Already near the top of the all-time leaderboards in numerous categories, James has passed some of the game’s greatest players, and even more legends are about to be bumped down the rankings. Here’s where the series stands:
Part I: James’ total regular-season and postseason minutes
Part II: James’ total blocks, steals and rebounds
Part III: James’ total assists and turnovers
Part IV: James’ advanced stats, including PER, win shares, VORP and box plus/minus
Part V: James’ total three-pointers and free throws
In Part VI of All the King’s Records, we look at where James could finish his career in total points and field goals.
Points: 2019-20 and Future Projections
When predicting James’ stats both for this season and beyond, I’ve based his numbers on 71 games played per season, as that’s the average amount of time he’s spent on the court over the past five years. That allows him to miss 11 contests per year for injury or rest.
His final career projections for all stats came under the assumption he’ll play five more years, meaning a retirement at age 39 following 21 total seasons.

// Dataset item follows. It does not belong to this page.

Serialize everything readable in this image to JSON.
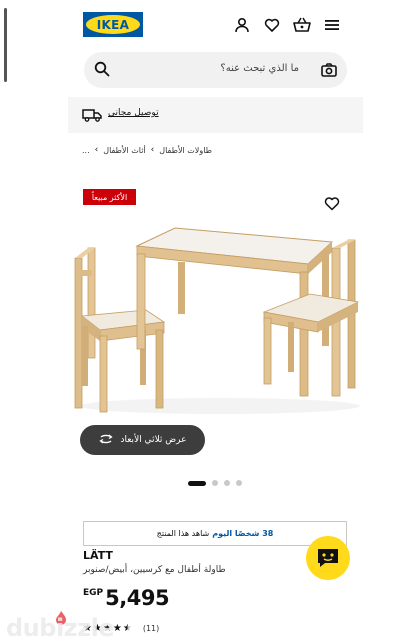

Perhaps the most interesting NBA record—more than games played, rebounds, assists or even titles themselves—is total points.
Kareem Abdul-Jabbar has held this record since April 5, 1984, when one of his patented sky hooks pushed him past Wilt Chamberlain for first all time. Since that night, Abdul-Jabbar added 6,966 points before he retired, raising his record mark to 38,387.
To reach that total, it took Abdul-Jabbar 1,560 games over 20 seasons, and he became the first player in NBA history at that time to play for two full decades.
While players like Karl Malone, Kobe Bryant and Michael Jordan came close, James has the best chance of any to top Abdul-Jabbar.
James already sits No. 4 overall after 16 seasons, and he passed Jordan on the all-time scoring list in March. He now trails only Bryant, Malone and Abdul-Jabbar, in that order.
Like Bryant, James had the advantage of entering the NBA straight out of high school and could begin accumulating stats at age 18. Abdul-Jabbar played three years at UCLA, and Malone spent three at Louisiana Tech.
While James began his career as the focal point and leading scorer for the Cleveland Cavaliers, Bryant only started seven total games during his first two seasons with the Los Angeles Lakers, averaging just 11.7 points per game.
Despite this slow start, Bryant still had a chance at passing Abdul-Jabbar for first place before tearing his Achilles in 2013 at age 35. He would go on to play just 107 total games over the next three seasons.
For James, getting this early lead over Bryant in scoring is one thing—maintaining his health is another.
Because of his early entrance and high usage in the NBA, James has consistently been the youngest in history to reach every significant scoring plateau. His latest major milestone was the 30,00